Please see link for details and to sign up –

Presented by Richard Warburton and John Oliver (1 hour presentation)

So you’re a big data and distributed systems “expert”, you’ve collected 500 billion data points, thrown it into sci-lib-of-the-week, you’re using Hadoop, backing onto those cool AWS GPU instances, let it grind away for days and its spit out the answer to life the universe and everything.  But is it really better than a coin toss?

How do you validate whether your data analysis algorithm works?  Are you learning a solution to your problems or just the data you already have?  What problems can you encounter when analysing your data?  How do you solve them, and what can you do easily under the time pressures of a business environment?

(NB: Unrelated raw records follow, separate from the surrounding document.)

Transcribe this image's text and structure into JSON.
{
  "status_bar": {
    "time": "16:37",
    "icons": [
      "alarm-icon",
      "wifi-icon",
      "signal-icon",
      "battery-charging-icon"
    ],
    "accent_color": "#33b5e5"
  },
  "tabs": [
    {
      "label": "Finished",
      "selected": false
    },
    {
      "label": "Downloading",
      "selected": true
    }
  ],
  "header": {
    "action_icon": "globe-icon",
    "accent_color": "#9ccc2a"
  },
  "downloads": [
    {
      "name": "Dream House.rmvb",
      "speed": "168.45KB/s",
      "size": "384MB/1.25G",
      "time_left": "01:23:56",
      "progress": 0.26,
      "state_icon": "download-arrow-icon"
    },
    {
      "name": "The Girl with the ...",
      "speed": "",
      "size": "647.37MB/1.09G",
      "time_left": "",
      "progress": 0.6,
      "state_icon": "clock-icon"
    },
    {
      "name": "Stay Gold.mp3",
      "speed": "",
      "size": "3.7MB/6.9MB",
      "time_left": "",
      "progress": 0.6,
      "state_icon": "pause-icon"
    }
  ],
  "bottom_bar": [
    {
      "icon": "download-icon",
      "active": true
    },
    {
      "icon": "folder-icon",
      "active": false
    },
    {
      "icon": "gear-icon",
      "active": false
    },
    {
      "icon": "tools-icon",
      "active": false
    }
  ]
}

We’re here to put the Science back into Data Science.

Who should attend:

Any developer might be interested, but especially those building big data analytics solutions.


Richard Warburton – @RichardWarburto

Richard is an empirical technologist and solver of deep-dive technical problems. Recently he has been working on data analytics for high performance computing at jClarity and is writing a book on Java 8 Lambdas for O’Reilly.  He is a leader in the London Java Community, sits on their JCP Committee and organises the Adopt-a-JSR programs for Lambdas and Date and Time in Java 8.  Richard is also a known conference speaker, having talked at JavaOne, DevoxxUK and JAX London. Previously he worked on static analysis problems, verifying part of a compiler and developing automated bug detection technology.  He obtained a PhD in Computer Science from The University of Warwick where his research focussed on compiler theory.

John Oliver – @johno_oliver

John has performed research and development in many languages for 15 years, on various platforms from micro controllers, robots, simulations, desktop applications and web services. Currently he is working at jClarity, applying the tools of machine learning to analyse and diagnose performance problems.John holds a PhD in Engineering from Warwick University working on algorithms for coordinating mobile robotic teams. During his study he performed extensive work on both physical and simulated robotic platforms, competing in a number of national and international robotics competitions.

Please see link for details and to sign up –


Organised by RecWorks: